### EXERCISE
Copy every line below that has the word "data" in it.

(Stored records)
=== Begin Enclosure ===

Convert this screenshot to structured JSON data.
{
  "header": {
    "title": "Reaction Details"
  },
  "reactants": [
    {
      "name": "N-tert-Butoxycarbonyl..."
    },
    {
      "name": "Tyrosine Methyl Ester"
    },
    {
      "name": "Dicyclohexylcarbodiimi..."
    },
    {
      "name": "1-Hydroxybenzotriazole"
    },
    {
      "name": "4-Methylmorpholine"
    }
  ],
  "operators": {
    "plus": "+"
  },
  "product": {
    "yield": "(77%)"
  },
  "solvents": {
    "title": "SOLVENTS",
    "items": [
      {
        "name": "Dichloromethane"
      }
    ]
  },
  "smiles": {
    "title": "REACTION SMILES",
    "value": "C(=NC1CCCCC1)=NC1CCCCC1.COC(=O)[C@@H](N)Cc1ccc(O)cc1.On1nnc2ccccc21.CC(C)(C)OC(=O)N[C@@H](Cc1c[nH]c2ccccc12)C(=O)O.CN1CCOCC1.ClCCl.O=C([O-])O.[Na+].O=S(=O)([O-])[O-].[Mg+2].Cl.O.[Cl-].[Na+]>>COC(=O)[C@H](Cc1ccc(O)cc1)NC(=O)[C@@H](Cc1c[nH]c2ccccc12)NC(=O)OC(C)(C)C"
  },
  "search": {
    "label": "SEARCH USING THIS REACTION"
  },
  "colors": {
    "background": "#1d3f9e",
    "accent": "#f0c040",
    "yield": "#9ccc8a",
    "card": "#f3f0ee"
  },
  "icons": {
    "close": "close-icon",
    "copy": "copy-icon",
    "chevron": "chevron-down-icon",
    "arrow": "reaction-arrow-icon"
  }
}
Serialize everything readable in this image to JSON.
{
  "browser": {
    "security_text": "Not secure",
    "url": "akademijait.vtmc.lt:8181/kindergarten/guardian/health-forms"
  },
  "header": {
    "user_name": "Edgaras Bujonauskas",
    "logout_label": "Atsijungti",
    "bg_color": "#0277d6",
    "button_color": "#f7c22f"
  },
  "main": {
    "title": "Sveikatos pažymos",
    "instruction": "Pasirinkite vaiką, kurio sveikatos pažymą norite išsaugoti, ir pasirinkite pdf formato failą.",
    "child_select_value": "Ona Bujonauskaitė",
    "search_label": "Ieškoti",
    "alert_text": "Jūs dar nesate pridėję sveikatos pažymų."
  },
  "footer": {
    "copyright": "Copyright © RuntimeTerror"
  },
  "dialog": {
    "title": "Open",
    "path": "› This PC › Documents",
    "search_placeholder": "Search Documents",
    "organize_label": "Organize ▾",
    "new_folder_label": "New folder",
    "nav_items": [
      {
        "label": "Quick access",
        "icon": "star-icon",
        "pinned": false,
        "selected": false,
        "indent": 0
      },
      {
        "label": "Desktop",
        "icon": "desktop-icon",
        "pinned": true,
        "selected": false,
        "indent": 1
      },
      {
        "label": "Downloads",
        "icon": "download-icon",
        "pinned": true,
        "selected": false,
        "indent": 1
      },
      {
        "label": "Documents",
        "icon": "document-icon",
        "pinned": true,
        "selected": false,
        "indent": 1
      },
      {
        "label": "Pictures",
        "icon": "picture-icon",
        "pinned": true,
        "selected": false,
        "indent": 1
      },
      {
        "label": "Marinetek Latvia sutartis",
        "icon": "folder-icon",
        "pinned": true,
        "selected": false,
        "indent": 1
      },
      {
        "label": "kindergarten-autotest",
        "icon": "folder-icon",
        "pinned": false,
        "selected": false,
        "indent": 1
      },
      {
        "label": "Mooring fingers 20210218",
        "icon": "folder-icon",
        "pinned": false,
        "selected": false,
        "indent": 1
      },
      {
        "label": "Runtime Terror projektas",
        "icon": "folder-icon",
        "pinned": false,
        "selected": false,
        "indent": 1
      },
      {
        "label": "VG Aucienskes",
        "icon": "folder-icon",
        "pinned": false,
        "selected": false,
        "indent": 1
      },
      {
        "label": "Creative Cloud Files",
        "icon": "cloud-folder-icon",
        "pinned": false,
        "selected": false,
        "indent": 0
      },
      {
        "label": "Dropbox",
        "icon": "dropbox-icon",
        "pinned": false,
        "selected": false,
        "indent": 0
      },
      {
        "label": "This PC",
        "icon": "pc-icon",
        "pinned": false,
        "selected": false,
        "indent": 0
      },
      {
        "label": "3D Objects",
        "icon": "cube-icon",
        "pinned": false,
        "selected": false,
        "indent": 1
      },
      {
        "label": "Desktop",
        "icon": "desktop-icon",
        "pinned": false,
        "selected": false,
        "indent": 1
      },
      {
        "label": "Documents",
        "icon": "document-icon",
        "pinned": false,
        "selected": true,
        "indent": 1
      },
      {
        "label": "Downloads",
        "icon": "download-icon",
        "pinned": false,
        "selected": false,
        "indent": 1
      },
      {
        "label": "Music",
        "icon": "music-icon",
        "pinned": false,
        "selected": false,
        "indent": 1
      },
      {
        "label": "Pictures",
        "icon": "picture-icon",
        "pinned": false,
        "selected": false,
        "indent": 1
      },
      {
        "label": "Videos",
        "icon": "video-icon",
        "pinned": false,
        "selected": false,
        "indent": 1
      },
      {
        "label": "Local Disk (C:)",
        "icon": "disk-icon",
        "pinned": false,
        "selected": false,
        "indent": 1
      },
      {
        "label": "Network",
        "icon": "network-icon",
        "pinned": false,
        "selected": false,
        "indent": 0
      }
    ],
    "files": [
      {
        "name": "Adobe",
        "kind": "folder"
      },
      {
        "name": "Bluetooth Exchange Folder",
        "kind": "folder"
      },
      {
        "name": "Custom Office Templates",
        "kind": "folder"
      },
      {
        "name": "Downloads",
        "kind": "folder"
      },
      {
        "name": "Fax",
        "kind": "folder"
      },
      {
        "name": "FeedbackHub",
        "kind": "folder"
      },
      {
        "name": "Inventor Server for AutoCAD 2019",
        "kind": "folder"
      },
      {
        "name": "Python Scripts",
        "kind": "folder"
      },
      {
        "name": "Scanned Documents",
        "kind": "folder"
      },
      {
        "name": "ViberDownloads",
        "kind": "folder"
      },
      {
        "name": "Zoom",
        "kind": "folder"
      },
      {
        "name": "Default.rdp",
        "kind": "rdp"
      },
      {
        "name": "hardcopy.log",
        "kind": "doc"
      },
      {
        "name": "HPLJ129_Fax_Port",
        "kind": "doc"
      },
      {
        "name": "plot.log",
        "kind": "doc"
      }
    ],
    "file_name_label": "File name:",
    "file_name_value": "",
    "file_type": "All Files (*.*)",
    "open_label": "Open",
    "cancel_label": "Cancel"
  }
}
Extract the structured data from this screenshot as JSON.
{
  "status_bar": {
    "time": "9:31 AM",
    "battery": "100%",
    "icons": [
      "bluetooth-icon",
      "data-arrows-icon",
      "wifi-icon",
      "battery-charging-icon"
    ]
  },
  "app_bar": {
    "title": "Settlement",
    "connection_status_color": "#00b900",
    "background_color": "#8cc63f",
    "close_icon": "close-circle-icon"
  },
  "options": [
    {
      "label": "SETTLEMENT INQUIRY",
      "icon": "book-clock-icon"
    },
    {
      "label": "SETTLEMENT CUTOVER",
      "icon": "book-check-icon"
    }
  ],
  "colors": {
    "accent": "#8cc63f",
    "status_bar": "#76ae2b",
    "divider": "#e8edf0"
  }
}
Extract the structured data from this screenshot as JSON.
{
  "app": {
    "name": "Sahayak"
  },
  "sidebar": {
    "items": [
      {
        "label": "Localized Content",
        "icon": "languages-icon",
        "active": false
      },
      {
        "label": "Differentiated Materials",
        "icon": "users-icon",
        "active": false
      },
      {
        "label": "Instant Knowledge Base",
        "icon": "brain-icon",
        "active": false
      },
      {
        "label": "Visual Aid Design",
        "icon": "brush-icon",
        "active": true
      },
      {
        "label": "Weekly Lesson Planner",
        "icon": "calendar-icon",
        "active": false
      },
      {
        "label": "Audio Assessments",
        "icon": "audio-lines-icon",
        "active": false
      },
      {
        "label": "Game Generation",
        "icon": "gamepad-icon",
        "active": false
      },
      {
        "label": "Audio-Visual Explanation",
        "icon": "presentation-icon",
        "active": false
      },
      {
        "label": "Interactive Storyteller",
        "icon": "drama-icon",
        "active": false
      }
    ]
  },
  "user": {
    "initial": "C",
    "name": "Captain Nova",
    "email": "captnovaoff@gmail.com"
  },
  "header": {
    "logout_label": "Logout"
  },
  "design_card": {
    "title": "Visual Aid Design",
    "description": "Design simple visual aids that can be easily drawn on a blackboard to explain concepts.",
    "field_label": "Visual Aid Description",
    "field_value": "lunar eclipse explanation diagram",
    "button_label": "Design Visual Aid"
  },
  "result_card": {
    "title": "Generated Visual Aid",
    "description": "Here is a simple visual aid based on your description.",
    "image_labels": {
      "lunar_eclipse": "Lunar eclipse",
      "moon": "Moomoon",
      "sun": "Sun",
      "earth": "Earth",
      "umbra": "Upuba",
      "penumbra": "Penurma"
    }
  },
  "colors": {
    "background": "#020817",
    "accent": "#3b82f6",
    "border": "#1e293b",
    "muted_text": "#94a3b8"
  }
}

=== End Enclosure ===

### WRITTEN SOLUTION
Convert this screenshot to structured JSON data.
Extract the structured data from this screenshot as JSON.
      "data-arrows-icon",
Extract the structured data from this screenshot as JSON.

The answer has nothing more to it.